The duplicity of successive Sinhalese-controlled regimes has more than convinced the Tamils living in Sri Lanka that the LTTE-led Tamil national movement is the legitimate struggle for their inalienable national rights. They are firm in their unflinching resolve to defend the movement and confident of final victory.

Tamils have drawn considerable inspiration from the British precedence. The British government has recognised the right of self-determination of the Scottish and Welsh nations by the very act of holding the two referenda.
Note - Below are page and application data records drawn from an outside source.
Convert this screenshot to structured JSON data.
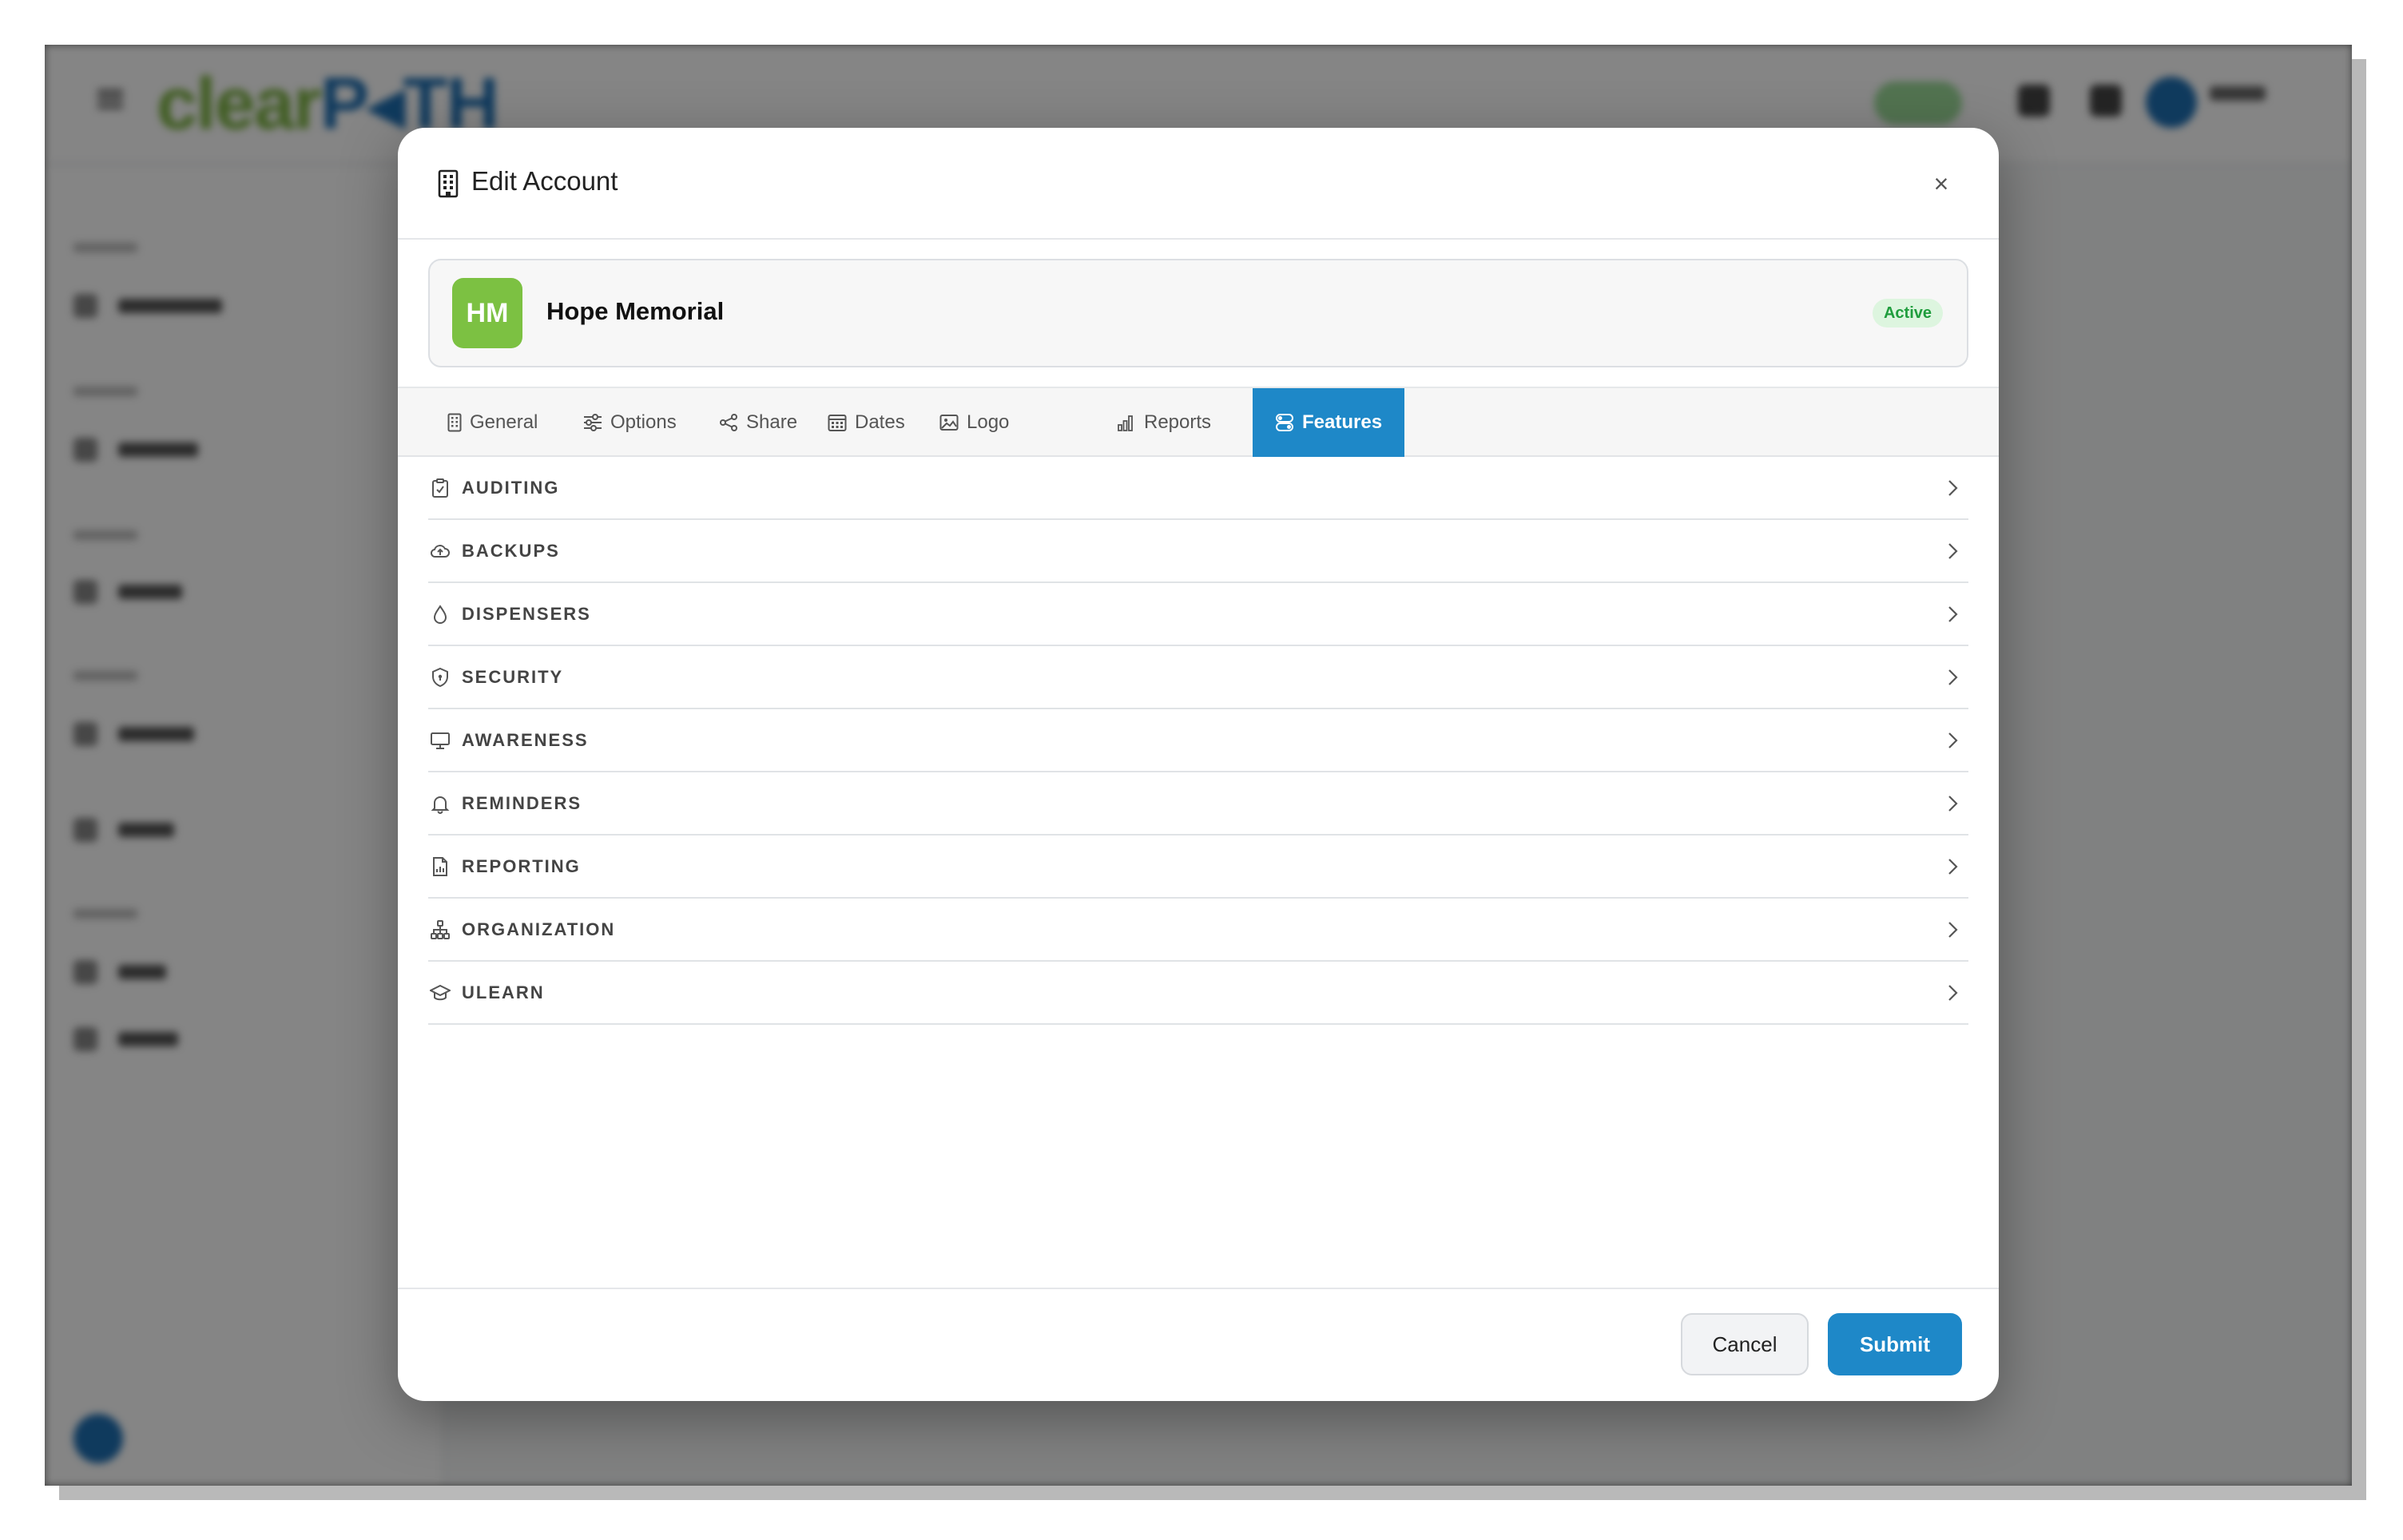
{
  "background_app": {
    "brand": {
      "part1": "clear",
      "part2": "P◂TH"
    }
  },
  "modal": {
    "title": "Edit Account",
    "close_label": "×",
    "account": {
      "initials": "HM",
      "name": "Hope Memorial",
      "status": "Active",
      "avatar_color": "#7cc142"
    },
    "tabs": [
      {
        "label": "General",
        "icon": "building-icon",
        "active": false
      },
      {
        "label": "Options",
        "icon": "sliders-icon",
        "active": false
      },
      {
        "label": "Share",
        "icon": "share-icon",
        "active": false
      },
      {
        "label": "Dates",
        "icon": "calendar-icon",
        "active": false
      },
      {
        "label": "Logo",
        "icon": "image-icon",
        "active": false
      },
      {
        "label": "Reports",
        "icon": "bar-chart-icon",
        "active": false
      },
      {
        "label": "Features",
        "icon": "toggles-icon",
        "active": true
      }
    ],
    "features": [
      {
        "label": "AUDITING",
        "icon": "clipboard-check-icon"
      },
      {
        "label": "BACKUPS",
        "icon": "cloud-upload-icon"
      },
      {
        "label": "DISPENSERS",
        "icon": "droplet-icon"
      },
      {
        "label": "SECURITY",
        "icon": "shield-icon"
      },
      {
        "label": "AWARENESS",
        "icon": "monitor-icon"
      },
      {
        "label": "REMINDERS",
        "icon": "bell-icon"
      },
      {
        "label": "REPORTING",
        "icon": "file-chart-icon"
      },
      {
        "label": "ORGANIZATION",
        "icon": "org-chart-icon"
      },
      {
        "label": "ULEARN",
        "icon": "graduation-cap-icon"
      }
    ],
    "footer": {
      "cancel_label": "Cancel",
      "submit_label": "Submit"
    }
  },
  "colors": {
    "accent": "#1e88c8",
    "status_bg": "#ddf5df",
    "status_text": "#1f9d3d",
    "overlay": "rgba(0,0,0,0.48)"
  }
}
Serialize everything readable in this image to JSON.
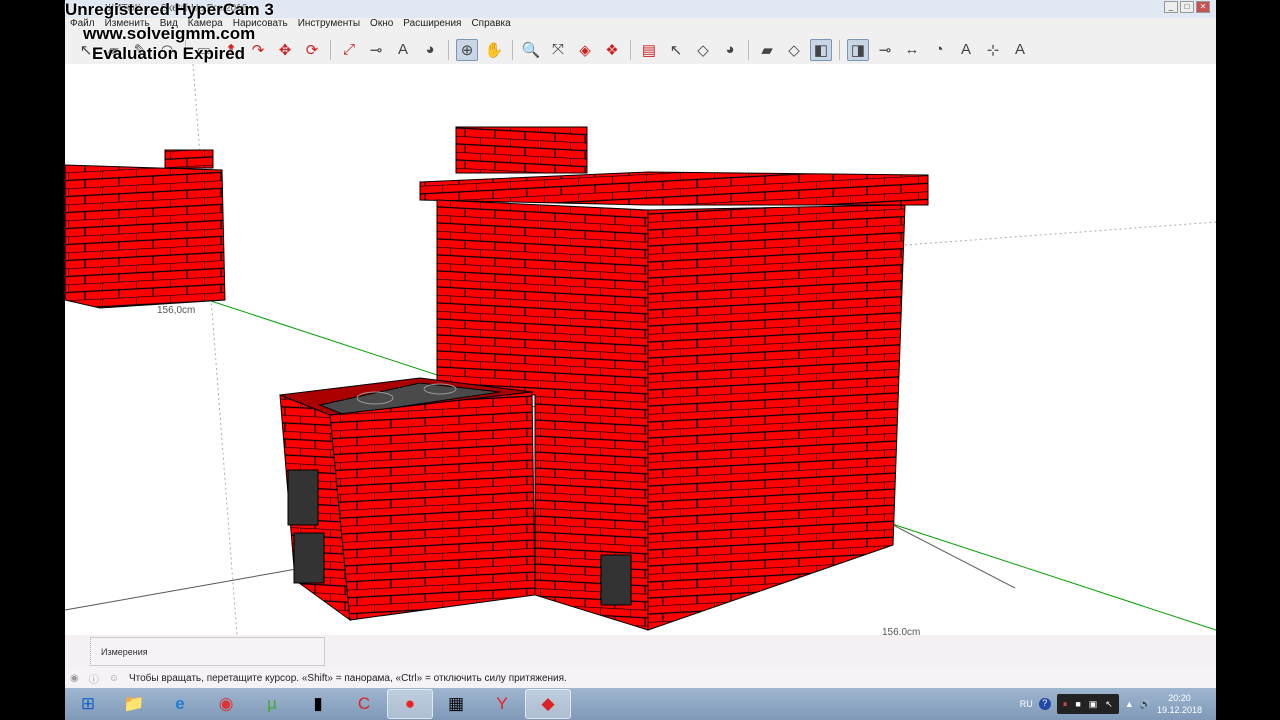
{
  "window": {
    "title": "ШИТОК ... - SketchUp Pro 2016"
  },
  "watermark": {
    "line1": "Unregistered HyperCam 3",
    "line2": "www.solveigmm.com",
    "line3": "Evaluation Expired"
  },
  "menu": [
    "Файл",
    "Изменить",
    "Вид",
    "Камера",
    "Нарисовать",
    "Инструменты",
    "Окно",
    "Расширения",
    "Справка"
  ],
  "toolbar": {
    "icons": [
      "select",
      "eraser",
      "pencil",
      "arc",
      "rectangle",
      "push-pull",
      "follow-me",
      "move",
      "rotate",
      "scale",
      "tape-measure",
      "text",
      "paint-bucket",
      "orbit",
      "pan",
      "zoom",
      "zoom-extents",
      "section",
      "components",
      "warehouse",
      "select2",
      "component2",
      "paint2",
      "eraser2",
      "orbit2",
      "view-iso",
      "view-top",
      "tape2",
      "dimension",
      "protractor",
      "text2",
      "axes",
      "3d-text"
    ],
    "active": [
      "orbit",
      "view-iso",
      "view-top"
    ]
  },
  "viewport": {
    "dimension_left": "156,0cm",
    "dimension_right": "156,0cm",
    "brick_color": "#ff0000",
    "axis_green": "#00a000",
    "axis_red": "#cc0000"
  },
  "measurements": {
    "label": "Измерения"
  },
  "status": {
    "text": "Чтобы вращать, перетащите курсор. «Shift» = панорама, «Ctrl» = отключить силу притяжения."
  },
  "taskbar": {
    "apps": [
      "start",
      "explorer",
      "internet-explorer",
      "chrome",
      "utorrent",
      "system-tool",
      "ccleaner",
      "hypercam",
      "calculator",
      "yandex",
      "sketchup"
    ],
    "tray": {
      "lang": "RU",
      "time": "20:20",
      "date": "19.12.2018"
    }
  }
}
The Tamils in Sri Lanka will continue their struggle until the Sri Lankan regime accepted the right of national self-determination of the Tamil nation.

 28 June 1998


About the author
Dr Sachithanandam Sathananthan read for the Ph D degree at Wolfson College, Cambridge. He was Assistant Director at the Marga Institute, Colombo where he was a coordinator of research on South Asian regional cooperation conducted by the Committee for Studies on Cooperation in Development (CSCD) in South Asia. He is Chairman of Mandru (Institute for Alternative Development and Regional Cooperation) which he co-founded in 1989. His publications and research interests cover national movements, democratization and nation-building in South Asia. He is the principal author of The Elusive Dove: An assessment of conflict resolution initiatives in Sri Lanka, 1957 to 1996 (1996). Dr Sathananthan is a documentary film-maker and is the Producer of ‘Where Peacocks Dance’ (1992), a one-hour long documentary film on the cultural roots of Sindhi nationalism in Pakistan, and of ‘Suicide Warriors’ (1996), a half-hour long documentary film on the Tamil national struggle which explores specifically the role of women in the Liberation Tigers of Tamil Eelam (LTTE) in Sri Lanka. Both films were broadcast by Channel Four Television, London. ‘Of Mothers, Mice and Saints’ (1994) is a one-hour long documentary film produced by him for ZDF, German Television, which takes a social anthropological journey into the lives of childless women who seek divine intervention at the shrine of the 16th century Sufi Saint, Shah Dauley Shah, in the Pakistan Punjab.
Dr Sathananthan is the Founder-Secretary of the Action Group Of Tamils In Colombo (AGOTIC)